START Data for the task

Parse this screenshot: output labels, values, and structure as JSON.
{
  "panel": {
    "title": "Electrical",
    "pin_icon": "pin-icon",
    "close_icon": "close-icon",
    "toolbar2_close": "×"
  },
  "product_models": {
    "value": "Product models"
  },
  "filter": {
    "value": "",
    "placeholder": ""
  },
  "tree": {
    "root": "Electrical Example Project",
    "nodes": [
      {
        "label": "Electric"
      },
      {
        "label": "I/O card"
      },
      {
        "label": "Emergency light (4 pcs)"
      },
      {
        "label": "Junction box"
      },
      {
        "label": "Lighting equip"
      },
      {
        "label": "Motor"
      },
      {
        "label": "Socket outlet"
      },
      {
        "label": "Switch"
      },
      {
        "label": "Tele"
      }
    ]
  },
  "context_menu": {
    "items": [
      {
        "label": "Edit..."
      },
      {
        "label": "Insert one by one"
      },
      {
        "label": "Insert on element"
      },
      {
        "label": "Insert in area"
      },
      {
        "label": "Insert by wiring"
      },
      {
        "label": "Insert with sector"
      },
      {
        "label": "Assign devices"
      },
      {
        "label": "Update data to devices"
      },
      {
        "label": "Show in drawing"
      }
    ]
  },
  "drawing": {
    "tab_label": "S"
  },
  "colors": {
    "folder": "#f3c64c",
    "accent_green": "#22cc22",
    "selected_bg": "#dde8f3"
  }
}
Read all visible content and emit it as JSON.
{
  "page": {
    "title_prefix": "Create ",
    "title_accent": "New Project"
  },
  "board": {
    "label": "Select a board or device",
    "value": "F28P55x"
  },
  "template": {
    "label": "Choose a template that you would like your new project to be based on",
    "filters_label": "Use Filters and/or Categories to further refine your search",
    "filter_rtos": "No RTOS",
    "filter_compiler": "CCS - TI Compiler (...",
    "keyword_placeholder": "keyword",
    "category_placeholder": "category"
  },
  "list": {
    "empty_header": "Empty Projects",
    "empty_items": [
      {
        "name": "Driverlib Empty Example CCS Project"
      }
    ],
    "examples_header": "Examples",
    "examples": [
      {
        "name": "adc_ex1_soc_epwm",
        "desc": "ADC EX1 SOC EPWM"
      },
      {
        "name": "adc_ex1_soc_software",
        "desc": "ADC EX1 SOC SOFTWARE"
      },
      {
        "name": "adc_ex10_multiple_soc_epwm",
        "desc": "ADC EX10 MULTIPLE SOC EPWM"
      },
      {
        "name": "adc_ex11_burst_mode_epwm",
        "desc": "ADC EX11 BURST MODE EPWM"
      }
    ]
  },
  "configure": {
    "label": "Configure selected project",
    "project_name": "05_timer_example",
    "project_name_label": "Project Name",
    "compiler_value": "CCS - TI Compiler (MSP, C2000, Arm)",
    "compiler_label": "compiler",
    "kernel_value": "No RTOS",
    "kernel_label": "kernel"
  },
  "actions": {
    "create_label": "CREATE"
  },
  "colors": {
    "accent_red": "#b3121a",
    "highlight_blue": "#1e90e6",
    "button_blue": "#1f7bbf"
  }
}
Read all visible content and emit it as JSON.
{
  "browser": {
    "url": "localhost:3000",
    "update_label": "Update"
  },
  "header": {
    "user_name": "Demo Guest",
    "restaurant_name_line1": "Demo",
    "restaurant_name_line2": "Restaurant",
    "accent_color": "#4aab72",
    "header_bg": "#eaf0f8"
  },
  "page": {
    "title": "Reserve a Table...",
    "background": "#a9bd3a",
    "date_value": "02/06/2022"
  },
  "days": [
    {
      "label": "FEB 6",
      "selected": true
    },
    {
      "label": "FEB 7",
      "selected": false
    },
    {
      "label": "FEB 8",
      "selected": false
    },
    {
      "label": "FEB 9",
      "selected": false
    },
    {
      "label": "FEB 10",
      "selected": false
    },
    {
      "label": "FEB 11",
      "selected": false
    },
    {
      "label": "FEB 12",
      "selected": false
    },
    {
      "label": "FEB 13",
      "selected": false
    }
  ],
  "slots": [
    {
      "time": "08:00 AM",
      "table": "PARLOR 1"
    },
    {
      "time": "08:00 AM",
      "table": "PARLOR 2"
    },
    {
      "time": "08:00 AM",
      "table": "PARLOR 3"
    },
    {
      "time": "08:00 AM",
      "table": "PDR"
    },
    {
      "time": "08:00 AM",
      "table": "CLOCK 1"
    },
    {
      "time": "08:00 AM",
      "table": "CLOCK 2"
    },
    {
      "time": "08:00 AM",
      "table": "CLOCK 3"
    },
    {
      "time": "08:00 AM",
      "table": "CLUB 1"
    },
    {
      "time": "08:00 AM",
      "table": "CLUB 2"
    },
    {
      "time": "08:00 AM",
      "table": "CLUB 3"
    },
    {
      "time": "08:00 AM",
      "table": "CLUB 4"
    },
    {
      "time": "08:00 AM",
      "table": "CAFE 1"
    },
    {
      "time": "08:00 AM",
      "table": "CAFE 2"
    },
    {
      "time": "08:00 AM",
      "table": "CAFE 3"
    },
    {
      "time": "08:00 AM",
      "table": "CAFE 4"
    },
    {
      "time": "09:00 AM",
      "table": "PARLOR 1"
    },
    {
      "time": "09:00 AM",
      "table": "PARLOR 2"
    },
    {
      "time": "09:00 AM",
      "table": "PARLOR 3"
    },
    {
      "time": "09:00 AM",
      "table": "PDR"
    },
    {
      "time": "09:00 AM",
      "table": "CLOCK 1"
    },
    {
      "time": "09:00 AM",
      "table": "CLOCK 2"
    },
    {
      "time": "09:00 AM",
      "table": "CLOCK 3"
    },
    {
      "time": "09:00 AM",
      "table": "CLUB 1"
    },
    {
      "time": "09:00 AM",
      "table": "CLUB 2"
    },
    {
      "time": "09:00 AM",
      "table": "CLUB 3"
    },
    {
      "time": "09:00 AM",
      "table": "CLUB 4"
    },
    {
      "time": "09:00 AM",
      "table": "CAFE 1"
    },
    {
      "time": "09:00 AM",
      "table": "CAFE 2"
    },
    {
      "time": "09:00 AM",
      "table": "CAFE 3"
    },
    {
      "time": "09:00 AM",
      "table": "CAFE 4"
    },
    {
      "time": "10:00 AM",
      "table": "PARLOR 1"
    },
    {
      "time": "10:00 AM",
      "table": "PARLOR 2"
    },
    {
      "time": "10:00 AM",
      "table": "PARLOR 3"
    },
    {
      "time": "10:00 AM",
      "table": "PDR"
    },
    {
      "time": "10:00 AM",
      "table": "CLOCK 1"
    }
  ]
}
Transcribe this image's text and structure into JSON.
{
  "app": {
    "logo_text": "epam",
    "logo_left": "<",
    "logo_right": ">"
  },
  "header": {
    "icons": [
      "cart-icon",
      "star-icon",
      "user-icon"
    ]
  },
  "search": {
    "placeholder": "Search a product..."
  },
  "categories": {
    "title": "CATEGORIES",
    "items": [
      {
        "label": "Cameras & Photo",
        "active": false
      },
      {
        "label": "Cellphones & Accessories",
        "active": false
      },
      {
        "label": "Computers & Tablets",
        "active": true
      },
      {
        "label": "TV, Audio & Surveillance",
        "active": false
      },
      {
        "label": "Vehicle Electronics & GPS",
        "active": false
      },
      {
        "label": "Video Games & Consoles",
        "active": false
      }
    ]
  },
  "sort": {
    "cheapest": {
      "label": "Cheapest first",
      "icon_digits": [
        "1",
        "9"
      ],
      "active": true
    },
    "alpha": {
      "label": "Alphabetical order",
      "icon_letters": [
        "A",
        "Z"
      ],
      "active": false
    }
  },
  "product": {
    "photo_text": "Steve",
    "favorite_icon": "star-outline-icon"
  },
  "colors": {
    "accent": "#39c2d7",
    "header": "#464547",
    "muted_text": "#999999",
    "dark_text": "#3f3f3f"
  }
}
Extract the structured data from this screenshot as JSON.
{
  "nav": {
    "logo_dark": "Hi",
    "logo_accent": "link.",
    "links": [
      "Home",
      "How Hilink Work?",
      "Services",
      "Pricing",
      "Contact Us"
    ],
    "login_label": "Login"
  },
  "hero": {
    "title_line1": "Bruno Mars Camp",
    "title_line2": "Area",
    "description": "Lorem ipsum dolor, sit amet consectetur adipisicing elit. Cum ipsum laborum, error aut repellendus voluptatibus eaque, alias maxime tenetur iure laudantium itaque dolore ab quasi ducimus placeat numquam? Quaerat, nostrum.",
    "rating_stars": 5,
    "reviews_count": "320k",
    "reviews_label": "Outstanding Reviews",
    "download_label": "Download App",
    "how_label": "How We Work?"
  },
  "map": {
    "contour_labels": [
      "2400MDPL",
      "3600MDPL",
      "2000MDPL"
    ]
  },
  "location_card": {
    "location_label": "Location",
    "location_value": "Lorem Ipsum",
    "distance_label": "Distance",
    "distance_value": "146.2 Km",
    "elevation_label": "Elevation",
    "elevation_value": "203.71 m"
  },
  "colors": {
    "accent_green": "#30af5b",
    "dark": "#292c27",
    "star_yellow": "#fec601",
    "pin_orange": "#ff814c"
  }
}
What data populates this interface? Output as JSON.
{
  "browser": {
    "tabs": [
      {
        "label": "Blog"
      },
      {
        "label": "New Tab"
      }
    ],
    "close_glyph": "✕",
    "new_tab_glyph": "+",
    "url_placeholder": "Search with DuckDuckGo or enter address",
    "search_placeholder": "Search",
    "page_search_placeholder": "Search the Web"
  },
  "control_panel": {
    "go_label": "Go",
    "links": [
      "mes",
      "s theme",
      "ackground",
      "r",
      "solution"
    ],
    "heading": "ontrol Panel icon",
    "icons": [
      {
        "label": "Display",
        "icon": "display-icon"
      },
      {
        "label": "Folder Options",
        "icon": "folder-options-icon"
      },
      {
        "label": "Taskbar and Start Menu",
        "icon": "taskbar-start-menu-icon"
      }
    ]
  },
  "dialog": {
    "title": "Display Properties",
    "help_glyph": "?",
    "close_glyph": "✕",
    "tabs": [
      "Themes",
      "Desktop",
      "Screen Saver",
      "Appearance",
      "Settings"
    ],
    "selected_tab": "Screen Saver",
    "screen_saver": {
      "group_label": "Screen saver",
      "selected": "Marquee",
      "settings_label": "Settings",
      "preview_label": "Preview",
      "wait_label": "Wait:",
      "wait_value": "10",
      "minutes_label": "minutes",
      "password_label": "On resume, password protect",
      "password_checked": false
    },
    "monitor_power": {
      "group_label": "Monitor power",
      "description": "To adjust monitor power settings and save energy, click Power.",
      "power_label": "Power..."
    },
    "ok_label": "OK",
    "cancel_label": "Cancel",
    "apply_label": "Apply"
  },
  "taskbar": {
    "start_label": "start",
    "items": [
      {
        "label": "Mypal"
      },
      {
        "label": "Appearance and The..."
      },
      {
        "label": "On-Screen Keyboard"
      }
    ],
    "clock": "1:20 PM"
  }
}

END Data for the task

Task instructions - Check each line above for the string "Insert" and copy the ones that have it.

Finished task -
        "label": "Insert one by one"
        "label": "Insert on element"
        "label": "Insert in area"
        "label": "Insert by wiring"
        "label": "Insert with sector"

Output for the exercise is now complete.